▶ [DATASET ENTRIES]
------------------------
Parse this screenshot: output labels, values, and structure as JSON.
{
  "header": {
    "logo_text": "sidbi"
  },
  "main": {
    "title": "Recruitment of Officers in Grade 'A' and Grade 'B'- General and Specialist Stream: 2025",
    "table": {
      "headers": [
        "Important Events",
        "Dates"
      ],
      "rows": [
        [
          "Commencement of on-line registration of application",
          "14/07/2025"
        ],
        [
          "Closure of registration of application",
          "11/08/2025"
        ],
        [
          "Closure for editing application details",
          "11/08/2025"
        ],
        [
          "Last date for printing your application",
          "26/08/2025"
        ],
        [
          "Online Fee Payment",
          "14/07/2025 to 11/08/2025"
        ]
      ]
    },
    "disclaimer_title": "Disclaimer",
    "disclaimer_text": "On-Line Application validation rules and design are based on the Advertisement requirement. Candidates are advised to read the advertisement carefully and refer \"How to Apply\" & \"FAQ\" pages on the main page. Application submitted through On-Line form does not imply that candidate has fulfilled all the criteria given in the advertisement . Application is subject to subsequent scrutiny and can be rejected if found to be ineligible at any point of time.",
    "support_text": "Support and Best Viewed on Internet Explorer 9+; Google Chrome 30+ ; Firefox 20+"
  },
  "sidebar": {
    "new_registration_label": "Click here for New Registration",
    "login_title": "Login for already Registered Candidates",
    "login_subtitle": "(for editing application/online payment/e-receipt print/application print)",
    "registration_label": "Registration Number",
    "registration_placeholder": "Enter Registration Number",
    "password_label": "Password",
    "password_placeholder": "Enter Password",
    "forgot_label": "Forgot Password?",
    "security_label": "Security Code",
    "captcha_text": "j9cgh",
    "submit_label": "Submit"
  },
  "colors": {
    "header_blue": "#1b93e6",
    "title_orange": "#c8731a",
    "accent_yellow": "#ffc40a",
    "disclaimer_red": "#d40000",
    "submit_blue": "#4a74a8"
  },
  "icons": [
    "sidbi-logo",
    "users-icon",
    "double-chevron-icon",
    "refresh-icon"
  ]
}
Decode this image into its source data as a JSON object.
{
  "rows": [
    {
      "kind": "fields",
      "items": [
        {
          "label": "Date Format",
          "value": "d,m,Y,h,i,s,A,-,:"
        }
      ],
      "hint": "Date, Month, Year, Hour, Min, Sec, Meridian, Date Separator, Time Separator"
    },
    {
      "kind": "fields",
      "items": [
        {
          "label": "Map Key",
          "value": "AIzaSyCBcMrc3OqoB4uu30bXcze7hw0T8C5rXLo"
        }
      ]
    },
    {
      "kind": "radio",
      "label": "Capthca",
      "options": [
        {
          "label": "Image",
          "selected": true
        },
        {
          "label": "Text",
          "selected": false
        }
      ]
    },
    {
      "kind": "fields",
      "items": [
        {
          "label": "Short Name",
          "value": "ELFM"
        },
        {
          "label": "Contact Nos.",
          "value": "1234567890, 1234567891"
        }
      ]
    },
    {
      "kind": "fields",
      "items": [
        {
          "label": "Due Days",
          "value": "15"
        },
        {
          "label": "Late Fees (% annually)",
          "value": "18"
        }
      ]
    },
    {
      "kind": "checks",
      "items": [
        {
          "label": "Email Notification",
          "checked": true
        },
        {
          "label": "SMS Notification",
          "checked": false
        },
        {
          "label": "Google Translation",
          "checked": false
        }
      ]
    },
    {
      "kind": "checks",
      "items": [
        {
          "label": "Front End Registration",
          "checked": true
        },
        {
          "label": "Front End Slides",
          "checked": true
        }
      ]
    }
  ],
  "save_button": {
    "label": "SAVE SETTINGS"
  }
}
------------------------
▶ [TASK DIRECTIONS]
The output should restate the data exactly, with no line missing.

▶ [EXERCISE RESULT]
Parse this screenshot: output labels, values, and structure as JSON.
{
  "header": {
    "logo_text": "sidbi"
  },
  "main": {
    "title": "Recruitment of Officers in Grade 'A' and Grade 'B'- General and Specialist Stream: 2025",
    "table": {
      "headers": [
        "Important Events",
        "Dates"
      ],
      "rows": [
        [
          "Commencement of on-line registration of application",
          "14/07/2025"
        ],
        [
          "Closure of registration of application",
          "11/08/2025"
        ],
        [
          "Closure for editing application details",
          "11/08/2025"
        ],
        [
          "Last date for printing your application",
          "26/08/2025"
        ],
        [
          "Online Fee Payment",
          "14/07/2025 to 11/08/2025"
        ]
      ]
    },
    "disclaimer_title": "Disclaimer",
    "disclaimer_text": "On-Line Application validation rules and design are based on the Advertisement requirement. Candidates are advised to read the advertisement carefully and refer \"How to Apply\" & \"FAQ\" pages on the main page. Application submitted through On-Line form does not imply that candidate has fulfilled all the criteria given in the advertisement . Application is subject to subsequent scrutiny and can be rejected if found to be ineligible at any point of time.",
    "support_text": "Support and Best Viewed on Internet Explorer 9+; Google Chrome 30+ ; Firefox 20+"
  },
  "sidebar": {
    "new_registration_label": "Click here for New Registration",
    "login_title": "Login for already Registered Candidates",
    "login_subtitle": "(for editing application/online payment/e-receipt print/application print)",
    "registration_label": "Registration Number",
    "registration_placeholder": "Enter Registration Number",
    "password_label": "Password",
    "password_placeholder": "Enter Password",
    "forgot_label": "Forgot Password?",
    "security_label": "Security Code",
    "captcha_text": "j9cgh",
    "submit_label": "Submit"
  },
  "colors": {
    "header_blue": "#1b93e6",
    "title_orange": "#c8731a",
    "accent_yellow": "#ffc40a",
    "disclaimer_red": "#d40000",
    "submit_blue": "#4a74a8"
  },
  "icons": [
    "sidbi-logo",
    "users-icon",
    "double-chevron-icon",
    "refresh-icon"
  ]
}
Decode this image into its source data as a JSON object.
{
  "rows": [
    {
      "kind": "fields",
      "items": [
        {
          "label": "Date Format",
          "value": "d,m,Y,h,i,s,A,-,:"
        }
      ],
      "hint": "Date, Month, Year, Hour, Min, Sec, Meridian, Date Separator, Time Separator"
    },
    {
      "kind": "fields",
      "items": [
        {
          "label": "Map Key",
          "value": "AIzaSyCBcMrc3OqoB4uu30bXcze7hw0T8C5rXLo"
        }
      ]
    },
    {
      "kind": "radio",
      "label": "Capthca",
      "options": [
        {
          "label": "Image",
          "selected": true
        },
        {
          "label": "Text",
          "selected": false
        }
      ]
    },
    {
      "kind": "fields",
      "items": [
        {
          "label": "Short Name",
          "value": "ELFM"
        },
        {
          "label": "Contact Nos.",
          "value": "1234567890, 1234567891"
        }
      ]
    },
    {
      "kind": "fields",
      "items": [
        {
          "label": "Due Days",
          "value": "15"
        },
        {
          "label": "Late Fees (% annually)",
          "value": "18"
        }
      ]
    },
    {
      "kind": "checks",
      "items": [
        {
          "label": "Email Notification",
          "checked": true
        },
        {
          "label": "SMS Notification",
          "checked": false
        },
        {
          "label": "Google Translation",
          "checked": false
        }
      ]
    },
    {
      "kind": "checks",
      "items": [
        {
          "label": "Front End Registration",
          "checked": true
        },
        {
          "label": "Front End Slides",
          "checked": true
        }
      ]
    }
  ],
  "save_button": {
    "label": "SAVE SETTINGS"
  }
}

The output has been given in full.